The media is full, at the moment, of warnings about winter health issues for humans. The Covid-19 crisis has simply added to the regular concerns. But, what about our dogs? Is winter a worrying time for dog owners? Let’s look at some of the common, or more unusual, worries that can be heightened in this specific season.
When you’re out with your dog during winter, you’ll quickly notice how cold it can be, especially when the wind blows. Each year, we hear of people being affected by both hypothermia and frostbite, but this is equally the case with pets.
Normal outdoors trips are okay for most dogs, but if the weather is bitter, then smaller, slimmer dogs can fall victim to both of these conditions. Coats – and even boots – can provide protection; as can simply staying indoors in the worst of the weather – apart from those vital toilet breaks!

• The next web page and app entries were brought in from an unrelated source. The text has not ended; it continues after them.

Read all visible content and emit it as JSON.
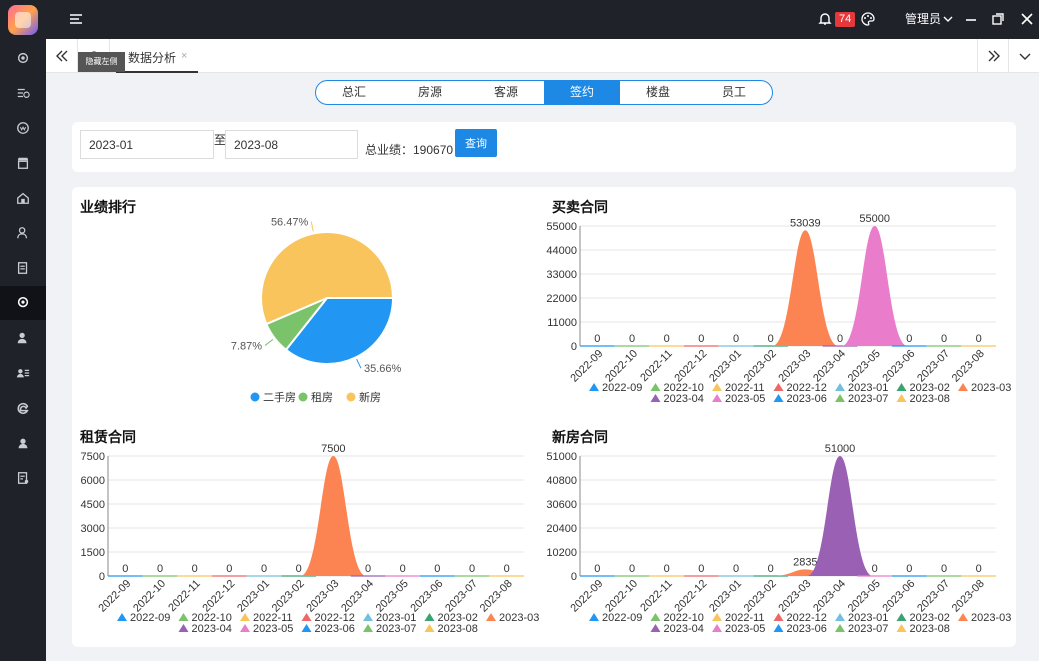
{
  "topbar": {
    "notifications": "74",
    "user": "管理员"
  },
  "tooltip": "隐藏左侧",
  "tab": {
    "label": "数据分析",
    "close": "×"
  },
  "segments": [
    {
      "label": "总汇",
      "active": false
    },
    {
      "label": "房源",
      "active": false
    },
    {
      "label": "客源",
      "active": false
    },
    {
      "label": "签约",
      "active": true
    },
    {
      "label": "楼盘",
      "active": false
    },
    {
      "label": "员工",
      "active": false
    }
  ],
  "filter": {
    "start": "2023-01",
    "to": "至",
    "end": "2023-08",
    "total_label": "总业绩：190670",
    "query": "查询"
  },
  "colors": {
    "months": [
      "#2196f3",
      "#7ac36a",
      "#f9c45c",
      "#ee6666",
      "#73c0de",
      "#3ba272",
      "#fc8452",
      "#9a60b4",
      "#ea7ccc",
      "#2196f3",
      "#7ac36a",
      "#f9c45c"
    ],
    "grid": "#e6e6e6",
    "axis": "#555"
  },
  "chart_data": [
    {
      "type": "pie",
      "title": "业绩排行",
      "categories": [
        "二手房",
        "租房",
        "新房"
      ],
      "values": [
        35.66,
        7.87,
        56.47
      ],
      "labels": [
        "35.66%",
        "7.87%",
        "56.47%"
      ],
      "colors": [
        "#2196f3",
        "#7ac36a",
        "#f9c45c"
      ],
      "legend": "bottom"
    },
    {
      "type": "area",
      "title": "买卖合同",
      "categories": [
        "2022-09",
        "2022-10",
        "2022-11",
        "2022-12",
        "2023-01",
        "2023-02",
        "2023-03",
        "2023-04",
        "2023-05",
        "2023-06",
        "2023-07",
        "2023-08"
      ],
      "values": [
        0,
        0,
        0,
        0,
        0,
        0,
        53039,
        0,
        55000,
        0,
        0,
        0
      ],
      "yticks": [
        "0",
        "11000",
        "22000",
        "33000",
        "44000",
        "55000"
      ],
      "ylim": [
        0,
        55000
      ],
      "legend": "bottom"
    },
    {
      "type": "area",
      "title": "租赁合同",
      "categories": [
        "2022-09",
        "2022-10",
        "2022-11",
        "2022-12",
        "2023-01",
        "2023-02",
        "2023-03",
        "2023-04",
        "2023-05",
        "2023-06",
        "2023-07",
        "2023-08"
      ],
      "values": [
        0,
        0,
        0,
        0,
        0,
        0,
        7500,
        0,
        0,
        0,
        0,
        0
      ],
      "yticks": [
        "0",
        "1500",
        "3000",
        "4500",
        "6000",
        "7500"
      ],
      "ylim": [
        0,
        7500
      ],
      "legend": "bottom"
    },
    {
      "type": "area",
      "title": "新房合同",
      "categories": [
        "2022-09",
        "2022-10",
        "2022-11",
        "2022-12",
        "2023-01",
        "2023-02",
        "2023-03",
        "2023-04",
        "2023-05",
        "2023-06",
        "2023-07",
        "2023-08"
      ],
      "values": [
        0,
        0,
        0,
        0,
        0,
        0,
        2835,
        51000,
        0,
        0,
        0,
        0
      ],
      "yticks": [
        "0",
        "10200",
        "20400",
        "30600",
        "40800",
        "51000"
      ],
      "ylim": [
        0,
        51000
      ],
      "legend": "bottom"
    }
  ]
}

Chemicals used during the winter months can also be hazardous to dogs. Some homeowners are more likely to put down rodent poisons. Vehicle owners are also using both antifreeze and stronger solution windscreen wiper fluids, so it’s vital to keep pets well away from such substances. As an example, antifreeze tends to have a sweetish taste; this can be instantly appealing to dogs.

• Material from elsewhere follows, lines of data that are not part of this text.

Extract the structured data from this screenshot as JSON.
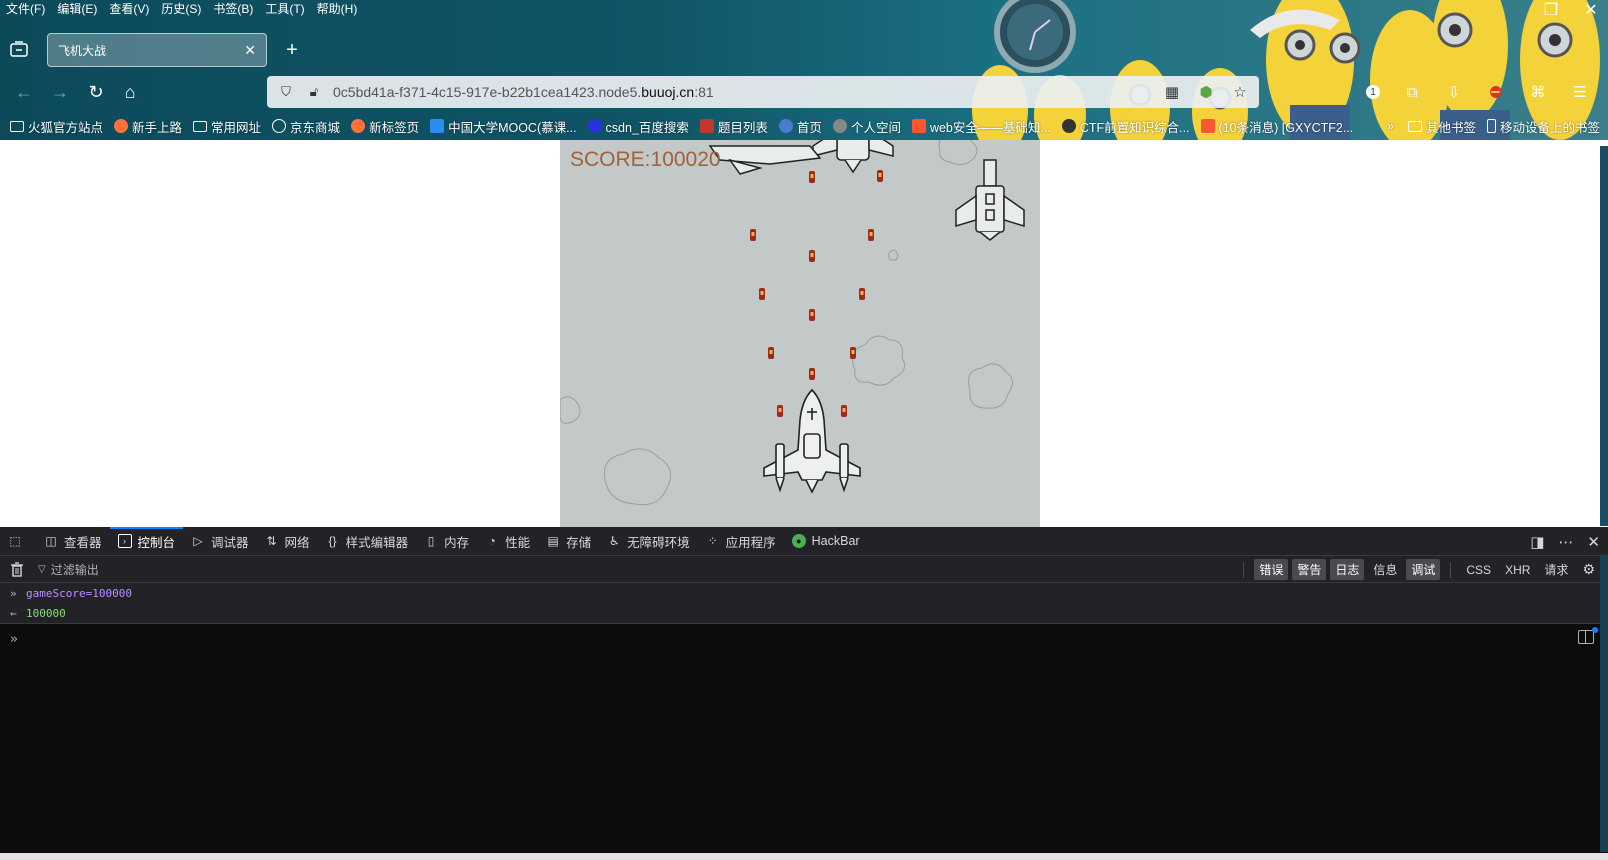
{
  "menubar": [
    "文件(F)",
    "编辑(E)",
    "查看(V)",
    "历史(S)",
    "书签(B)",
    "工具(T)",
    "帮助(H)"
  ],
  "tab": {
    "title": "飞机大战"
  },
  "url": {
    "prefix": "0c5bd41a-f371-4c15-917e-b22b1cea1423.node5.",
    "domain": "buuoj.cn",
    "suffix": ":81"
  },
  "bookmarks": [
    {
      "label": "火狐官方站点",
      "icon": "folder-icon",
      "color": "#ffffff"
    },
    {
      "label": "新手上路",
      "icon": "firefox-icon",
      "color": "#ff7139"
    },
    {
      "label": "常用网址",
      "icon": "folder-icon",
      "color": "#ffffff"
    },
    {
      "label": "京东商城",
      "icon": "globe-icon",
      "color": "#ffffff"
    },
    {
      "label": "新标签页",
      "icon": "firefox-icon",
      "color": "#ff7139"
    },
    {
      "label": "中国大学MOOC(慕课...",
      "icon": "mooc-icon",
      "color": "#2d8cf0"
    },
    {
      "label": "csdn_百度搜索",
      "icon": "baidu-icon",
      "color": "#2932e1"
    },
    {
      "label": "题目列表",
      "icon": "buu-icon",
      "color": "#c0392b"
    },
    {
      "label": "首页",
      "icon": "cloud-icon",
      "color": "#4a7bd0"
    },
    {
      "label": "个人空间",
      "icon": "globe-icon",
      "color": "#888888"
    },
    {
      "label": "web安全——基础知...",
      "icon": "csdn-icon",
      "color": "#fc5531"
    },
    {
      "label": "CTF前置知识综合...",
      "icon": "bilibili-icon",
      "color": "#333333"
    },
    {
      "label": "(10条消息) [GXYCTF2...",
      "icon": "csdn-icon",
      "color": "#fc5531"
    }
  ],
  "bookmarks_right": [
    {
      "label": "其他书签",
      "icon": "folder-icon"
    },
    {
      "label": "移动设备上的书签",
      "icon": "mobile-icon"
    }
  ],
  "game": {
    "score_text": "SCORE:100020"
  },
  "devtools": {
    "tabs": [
      {
        "label": "查看器",
        "icon": "inspector-icon"
      },
      {
        "label": "控制台",
        "icon": "console-icon",
        "active": true
      },
      {
        "label": "调试器",
        "icon": "debugger-icon"
      },
      {
        "label": "网络",
        "icon": "network-icon"
      },
      {
        "label": "样式编辑器",
        "icon": "style-editor-icon"
      },
      {
        "label": "内存",
        "icon": "memory-icon"
      },
      {
        "label": "性能",
        "icon": "performance-icon"
      },
      {
        "label": "存储",
        "icon": "storage-icon"
      },
      {
        "label": "无障碍环境",
        "icon": "accessibility-icon"
      },
      {
        "label": "应用程序",
        "icon": "application-icon"
      },
      {
        "label": "HackBar",
        "icon": "hackbar-icon"
      }
    ],
    "filter_placeholder": "过滤输出",
    "levels": [
      {
        "label": "错误",
        "on": true
      },
      {
        "label": "警告",
        "on": true
      },
      {
        "label": "日志",
        "on": true
      },
      {
        "label": "信息",
        "on": false
      },
      {
        "label": "调试",
        "on": true
      }
    ],
    "extra_filters": [
      "CSS",
      "XHR",
      "请求"
    ],
    "log": [
      {
        "type": "input",
        "text": "gameScore=100000"
      },
      {
        "type": "result",
        "text": "100000"
      }
    ]
  },
  "notification_badge": "1",
  "colors": {
    "accent": "#0a84ff",
    "score": "#a0623a",
    "game_bg": "#c3c8c8"
  }
}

There is an excellent Kennel Club article about some common winter worries and the actions you can take. You’ll find it here. It also covers concerns such as walking your dog in the dark and some medical conditions which can be heightened by winter weather.

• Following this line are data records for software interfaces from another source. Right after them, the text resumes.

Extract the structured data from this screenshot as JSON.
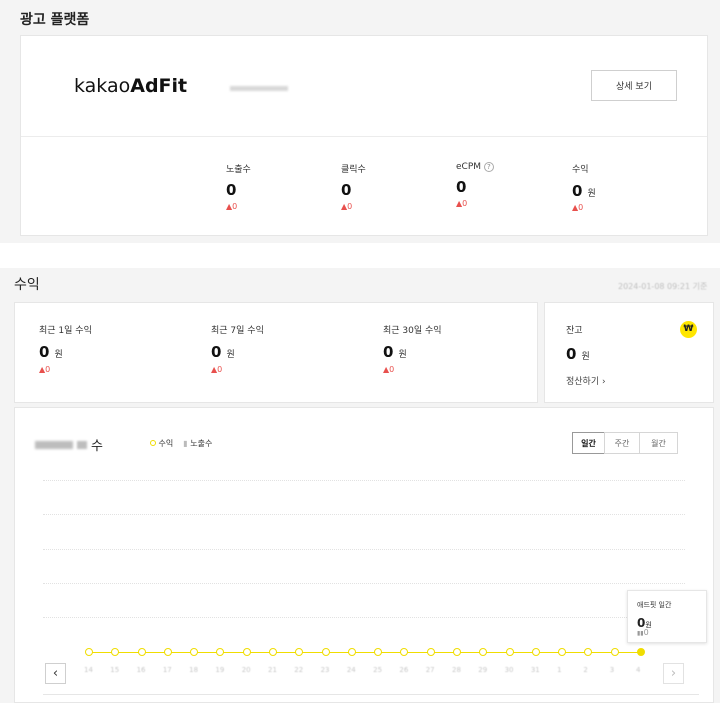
{
  "platform": {
    "title": "광고 플랫폼",
    "logo_light": "kakao",
    "logo_bold": "AdFit",
    "detail_button": "상세 보기",
    "stats": [
      {
        "label": "노출수",
        "value": "0",
        "unit": "",
        "change": "▲0"
      },
      {
        "label": "클릭수",
        "value": "0",
        "unit": "",
        "change": "▲0"
      },
      {
        "label": "eCPM",
        "value": "0",
        "unit": "",
        "change": "▲0",
        "help": "?"
      },
      {
        "label": "수익",
        "value": "0",
        "unit": "원",
        "change": "▲0"
      }
    ]
  },
  "revenue": {
    "title": "수익",
    "timestamp": "2024-01-08 09:21 기준",
    "periods": [
      {
        "label": "최근 1일 수익",
        "value": "0",
        "unit": "원",
        "change": "▲0"
      },
      {
        "label": "최근 7일 수익",
        "value": "0",
        "unit": "원",
        "change": "▲0"
      },
      {
        "label": "최근 30일 수익",
        "value": "0",
        "unit": "원",
        "change": "▲0"
      }
    ],
    "balance": {
      "label": "잔고",
      "value": "0",
      "unit": "원",
      "settle_link": "정산하기 ›",
      "badge": "₩"
    }
  },
  "chart": {
    "title_suffix": "수",
    "legend_revenue": "수익",
    "legend_impressions": "노출수",
    "tabs": [
      "일간",
      "주간",
      "월간"
    ],
    "active_tab": "일간",
    "prev_arrow": "‹",
    "next_arrow": "›",
    "tooltip": {
      "title": "애드핏 일간",
      "value": "0",
      "unit": "원",
      "sub": "0"
    },
    "accent": "#f0dd00"
  },
  "chart_data": {
    "type": "line",
    "x": [
      "14",
      "15",
      "16",
      "17",
      "18",
      "19",
      "20",
      "21",
      "22",
      "23",
      "24",
      "25",
      "26",
      "27",
      "28",
      "29",
      "30",
      "31",
      "1",
      "2",
      "3",
      "4"
    ],
    "series": [
      {
        "name": "수익",
        "values": [
          0,
          0,
          0,
          0,
          0,
          0,
          0,
          0,
          0,
          0,
          0,
          0,
          0,
          0,
          0,
          0,
          0,
          0,
          0,
          0,
          0,
          0
        ]
      }
    ]
  }
}
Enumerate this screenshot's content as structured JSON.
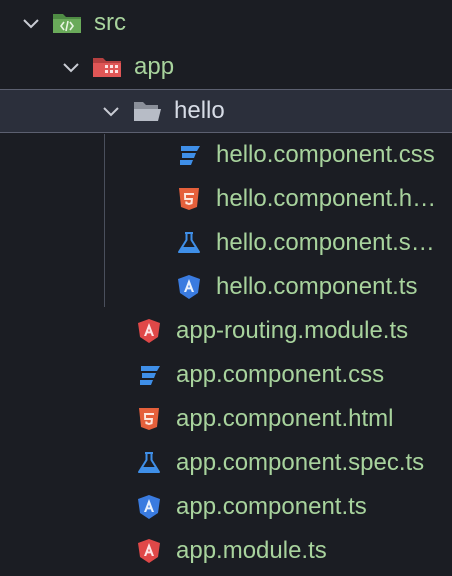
{
  "explorer": {
    "folders": {
      "src": {
        "label": "src",
        "icon": "source-folder-icon",
        "expanded": true
      },
      "app": {
        "label": "app",
        "icon": "app-folder-icon",
        "expanded": true
      },
      "hello": {
        "label": "hello",
        "icon": "folder-open-icon",
        "expanded": true,
        "selected": true
      }
    },
    "hello_files": [
      {
        "label": "hello.component.css",
        "icon": "css-file-icon"
      },
      {
        "label": "hello.component.html",
        "icon": "html-file-icon"
      },
      {
        "label": "hello.component.spec.ts",
        "icon": "spec-test-icon"
      },
      {
        "label": "hello.component.ts",
        "icon": "angular-component-icon"
      }
    ],
    "app_files": [
      {
        "label": "app-routing.module.ts",
        "icon": "angular-module-icon"
      },
      {
        "label": "app.component.css",
        "icon": "css-file-icon"
      },
      {
        "label": "app.component.html",
        "icon": "html-file-icon"
      },
      {
        "label": "app.component.spec.ts",
        "icon": "spec-test-icon"
      },
      {
        "label": "app.component.ts",
        "icon": "angular-component-icon"
      },
      {
        "label": "app.module.ts",
        "icon": "angular-module-icon"
      }
    ],
    "colors": {
      "background": "#1b1d23",
      "selected_row": "#2b2f3b",
      "file_text": "#a8d39d",
      "selected_text": "#d7dce6",
      "css_blue": "#3f8fe8",
      "html_orange": "#e5603b",
      "angular_red": "#e04848",
      "angular_blue": "#3a7be0",
      "folder_green": "#5c9f4e"
    }
  }
}
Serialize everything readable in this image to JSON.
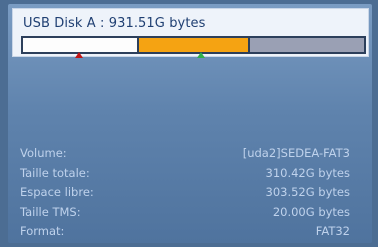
{
  "disk": {
    "title": "USB Disk A : 931.51G bytes",
    "usage_bar": {
      "colors": {
        "free": "#fdfdfd",
        "used": "#f5a312",
        "tms": "#9aa0b4",
        "marker_red": "#c01515",
        "marker_green": "#2fb04a"
      }
    }
  },
  "info": {
    "rows": [
      {
        "label": "Volume:",
        "value": "[uda2]SEDEA-FAT3"
      },
      {
        "label": "Taille totale:",
        "value": "310.42G bytes"
      },
      {
        "label": "Espace libre:",
        "value": "303.52G bytes"
      },
      {
        "label": "Taille TMS:",
        "value": "20.00G bytes"
      },
      {
        "label": "Format:",
        "value": "FAT32"
      }
    ]
  }
}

Watching out for other winter health conditions
Like humans, dogs are susceptible to respiratory infections at this time of year. It’s important to pay attention to their general condition. Watch out for those tell-tale signs, such as a runny nose, watery eyes, sneezing and the like. Also, check that your pet isn’t becoming somewhat lethargic or fatigued.
Taking this a stage further, and particularly for dogs at either end of the age scale, symptoms can be more severe. Watch out for a fever, ear infections, and even coughing up blood. These are possible indicators of flu or even pneumonia. Such symptoms can also suggest the possibility of kennel cough, caused by viral bacteria.
Is your dog insured for the winter ahead?
Illnesses and accidents, like those already mentioned, can be the cause of sudden visits to the vet as well as the costs associated with such emergencies. This is why it pays to have comprehensive dog insurance in place. For example, Petsure offers cover for up to £15,000 in vet fees, with no compulsory excess or upper age limit.
So, as winter tightens its grip, are you on alert to make sure your dog is safe and well?